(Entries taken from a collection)
=== Begin Enclosure ===

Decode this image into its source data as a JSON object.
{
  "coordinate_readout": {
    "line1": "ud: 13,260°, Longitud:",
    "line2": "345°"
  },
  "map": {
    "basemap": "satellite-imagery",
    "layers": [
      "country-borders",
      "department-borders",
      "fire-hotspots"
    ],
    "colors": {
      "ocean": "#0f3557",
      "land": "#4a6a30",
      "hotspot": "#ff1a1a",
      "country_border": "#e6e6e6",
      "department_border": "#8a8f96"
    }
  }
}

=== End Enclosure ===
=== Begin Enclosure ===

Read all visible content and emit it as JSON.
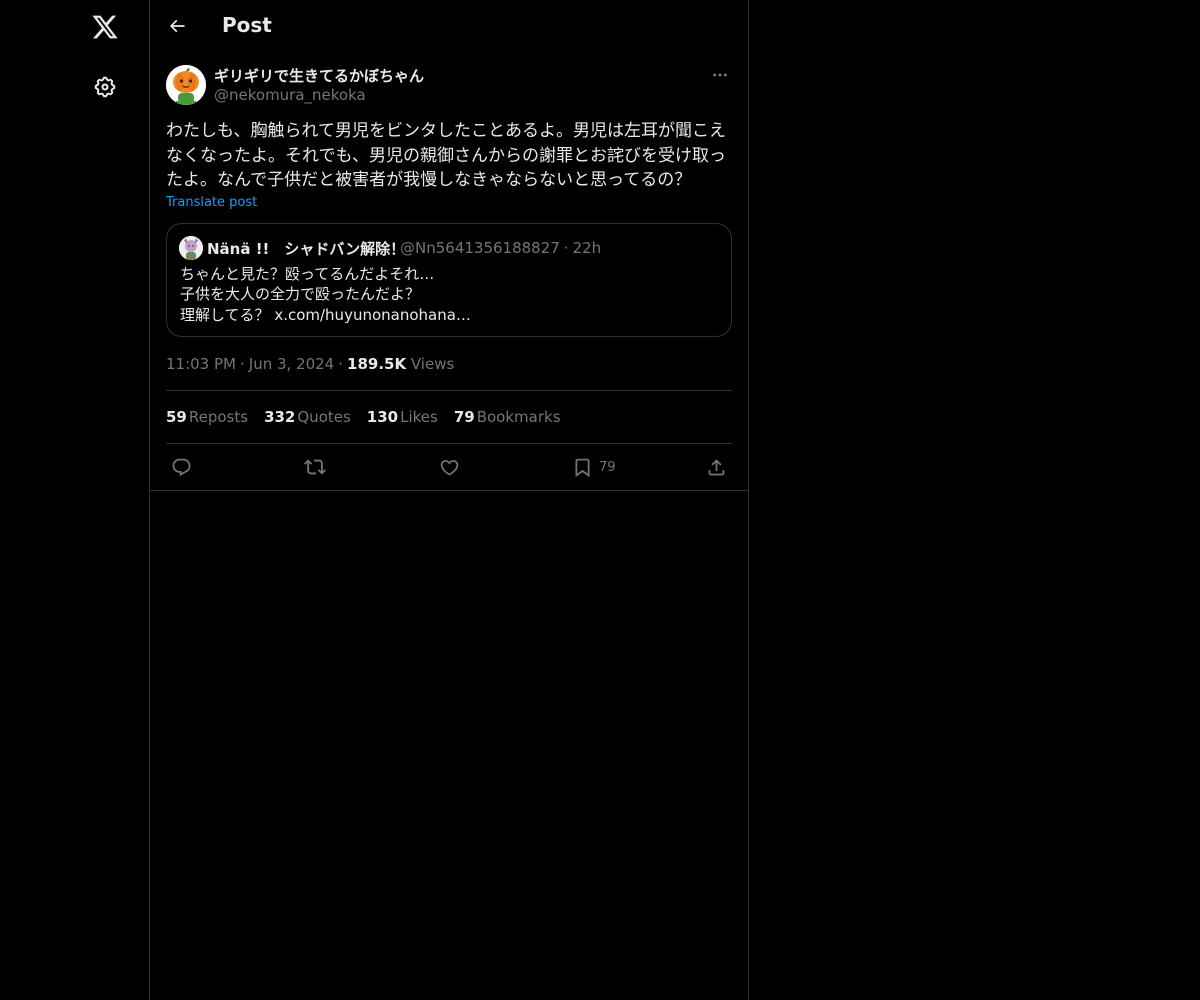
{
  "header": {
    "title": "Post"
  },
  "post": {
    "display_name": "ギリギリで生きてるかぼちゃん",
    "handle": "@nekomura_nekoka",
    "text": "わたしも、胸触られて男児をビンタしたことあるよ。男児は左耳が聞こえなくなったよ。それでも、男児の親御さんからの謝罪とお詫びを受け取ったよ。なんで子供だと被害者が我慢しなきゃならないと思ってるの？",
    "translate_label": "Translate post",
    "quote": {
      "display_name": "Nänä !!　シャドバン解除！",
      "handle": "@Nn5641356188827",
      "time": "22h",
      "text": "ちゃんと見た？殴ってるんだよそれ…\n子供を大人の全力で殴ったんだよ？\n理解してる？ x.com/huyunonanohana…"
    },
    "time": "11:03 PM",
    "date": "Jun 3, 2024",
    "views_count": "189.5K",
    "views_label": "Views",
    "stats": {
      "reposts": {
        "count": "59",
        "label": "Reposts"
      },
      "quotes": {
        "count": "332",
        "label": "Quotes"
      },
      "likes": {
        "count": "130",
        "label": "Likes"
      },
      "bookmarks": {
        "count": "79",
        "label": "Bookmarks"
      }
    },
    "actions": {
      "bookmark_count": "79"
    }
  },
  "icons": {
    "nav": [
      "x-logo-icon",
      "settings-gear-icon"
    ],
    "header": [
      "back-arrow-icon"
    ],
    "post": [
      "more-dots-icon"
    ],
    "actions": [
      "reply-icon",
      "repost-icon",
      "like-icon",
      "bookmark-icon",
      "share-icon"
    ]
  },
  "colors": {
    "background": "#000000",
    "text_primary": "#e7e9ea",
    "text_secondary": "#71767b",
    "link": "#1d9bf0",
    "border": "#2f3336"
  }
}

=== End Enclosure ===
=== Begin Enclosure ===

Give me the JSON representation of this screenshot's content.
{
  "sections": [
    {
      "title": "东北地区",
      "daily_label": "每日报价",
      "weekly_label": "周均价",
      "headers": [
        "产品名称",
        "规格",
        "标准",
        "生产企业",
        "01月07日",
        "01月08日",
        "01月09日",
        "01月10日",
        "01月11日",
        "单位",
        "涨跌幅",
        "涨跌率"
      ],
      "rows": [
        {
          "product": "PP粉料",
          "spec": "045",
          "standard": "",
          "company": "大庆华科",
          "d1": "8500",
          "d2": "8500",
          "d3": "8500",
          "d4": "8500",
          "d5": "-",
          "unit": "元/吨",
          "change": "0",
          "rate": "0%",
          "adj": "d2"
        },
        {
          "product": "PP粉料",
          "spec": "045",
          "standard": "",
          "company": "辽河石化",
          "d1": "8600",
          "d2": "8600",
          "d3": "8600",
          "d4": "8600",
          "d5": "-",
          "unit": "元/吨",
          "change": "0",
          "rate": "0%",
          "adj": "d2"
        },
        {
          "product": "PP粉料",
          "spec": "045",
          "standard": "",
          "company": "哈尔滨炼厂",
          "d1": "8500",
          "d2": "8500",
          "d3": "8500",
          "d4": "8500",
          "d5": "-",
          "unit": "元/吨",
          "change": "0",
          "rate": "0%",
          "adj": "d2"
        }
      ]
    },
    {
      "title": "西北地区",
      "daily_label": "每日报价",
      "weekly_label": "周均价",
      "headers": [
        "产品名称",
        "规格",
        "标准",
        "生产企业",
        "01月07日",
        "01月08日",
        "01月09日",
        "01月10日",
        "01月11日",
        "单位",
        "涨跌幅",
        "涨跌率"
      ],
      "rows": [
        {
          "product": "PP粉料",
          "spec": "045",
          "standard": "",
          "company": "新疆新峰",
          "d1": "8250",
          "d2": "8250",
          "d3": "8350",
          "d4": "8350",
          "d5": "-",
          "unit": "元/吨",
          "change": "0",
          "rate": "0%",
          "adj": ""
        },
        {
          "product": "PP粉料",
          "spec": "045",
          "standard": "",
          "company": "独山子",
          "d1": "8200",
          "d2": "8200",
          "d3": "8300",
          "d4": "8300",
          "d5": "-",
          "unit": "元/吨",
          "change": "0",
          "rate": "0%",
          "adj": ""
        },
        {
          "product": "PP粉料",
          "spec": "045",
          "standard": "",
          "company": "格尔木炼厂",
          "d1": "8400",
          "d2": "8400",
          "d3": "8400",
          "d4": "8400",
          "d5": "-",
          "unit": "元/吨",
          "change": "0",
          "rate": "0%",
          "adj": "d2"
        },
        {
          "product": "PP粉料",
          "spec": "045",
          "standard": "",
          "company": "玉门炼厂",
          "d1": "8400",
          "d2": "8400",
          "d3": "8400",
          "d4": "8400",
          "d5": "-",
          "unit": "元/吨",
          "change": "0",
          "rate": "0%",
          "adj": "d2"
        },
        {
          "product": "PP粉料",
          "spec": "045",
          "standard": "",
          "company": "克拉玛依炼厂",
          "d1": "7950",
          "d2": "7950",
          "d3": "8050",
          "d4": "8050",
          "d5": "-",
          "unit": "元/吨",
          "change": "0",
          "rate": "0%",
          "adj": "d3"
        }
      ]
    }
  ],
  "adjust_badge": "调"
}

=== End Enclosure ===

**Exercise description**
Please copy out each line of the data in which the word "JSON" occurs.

**Output**
Decode this image into its source data as a JSON object.
Read all visible content and emit it as JSON.
Give me the JSON representation of this screenshot's content.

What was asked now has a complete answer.